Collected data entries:

· · · ·

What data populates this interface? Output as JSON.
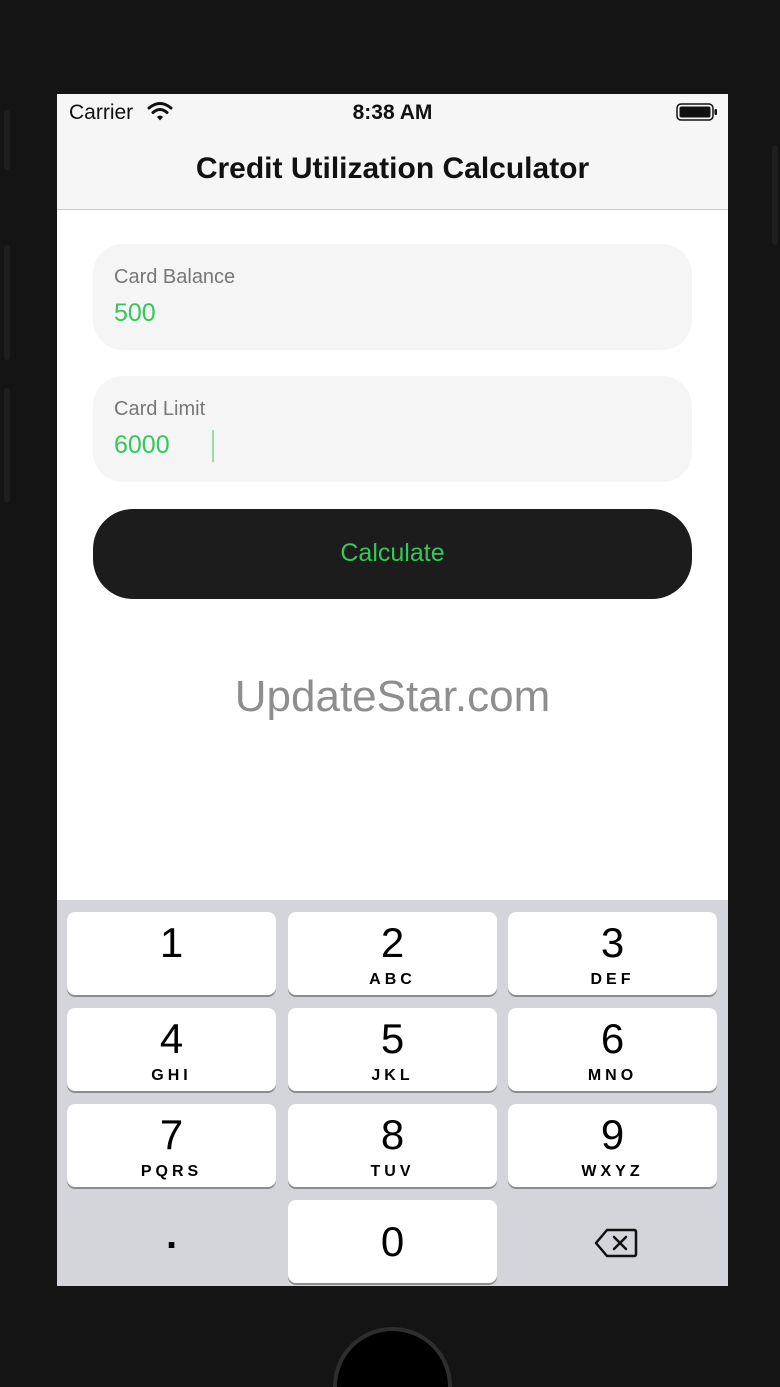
{
  "status_bar": {
    "carrier": "Carrier",
    "time": "8:38 AM"
  },
  "nav": {
    "title": "Credit Utilization Calculator"
  },
  "form": {
    "balance": {
      "label": "Card Balance",
      "value": "500"
    },
    "limit": {
      "label": "Card Limit",
      "value": "6000"
    },
    "calculate_label": "Calculate"
  },
  "watermark": "UpdateStar.com",
  "keypad": {
    "keys": [
      {
        "num": "1",
        "letters": ""
      },
      {
        "num": "2",
        "letters": "ABC"
      },
      {
        "num": "3",
        "letters": "DEF"
      },
      {
        "num": "4",
        "letters": "GHI"
      },
      {
        "num": "5",
        "letters": "JKL"
      },
      {
        "num": "6",
        "letters": "MNO"
      },
      {
        "num": "7",
        "letters": "PQRS"
      },
      {
        "num": "8",
        "letters": "TUV"
      },
      {
        "num": "9",
        "letters": "WXYZ"
      }
    ],
    "dot": ".",
    "zero": "0"
  },
  "colors": {
    "accent": "#34c759",
    "button_bg": "#1c1c1c",
    "keypad_bg": "#d3d5db"
  },
  "icons": {
    "wifi": "wifi-icon",
    "battery": "battery-icon",
    "delete": "delete-backspace-icon"
  }
}
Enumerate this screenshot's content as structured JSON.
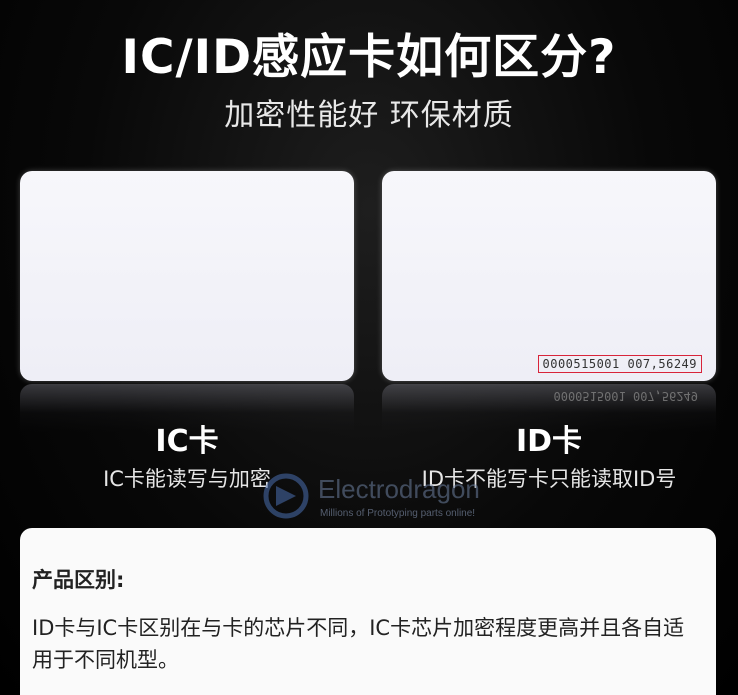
{
  "header": {
    "title": "IC/ID感应卡如何区分?",
    "subtitle": "加密性能好 环保材质"
  },
  "cards": [
    {
      "label": "IC卡",
      "description": "IC卡能读写与加密"
    },
    {
      "label": "ID卡",
      "description": "ID卡不能写卡只能读取ID号",
      "card_number": "0000515001 007,56249"
    }
  ],
  "watermark": {
    "name": "Electrodragon",
    "tagline": "Millions of Prototyping parts online!"
  },
  "info_panel": {
    "heading": "产品区别:",
    "body": "ID卡与IC卡区别在与卡的芯片不同，IC卡芯片加密程度更高并且各自适用于不同机型。"
  },
  "colors": {
    "background": "#000000",
    "card": "#f4f4fa",
    "highlight_box": "#d8243a",
    "panel": "#fafafa"
  }
}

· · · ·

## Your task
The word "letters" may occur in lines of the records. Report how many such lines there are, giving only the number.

## Your response
9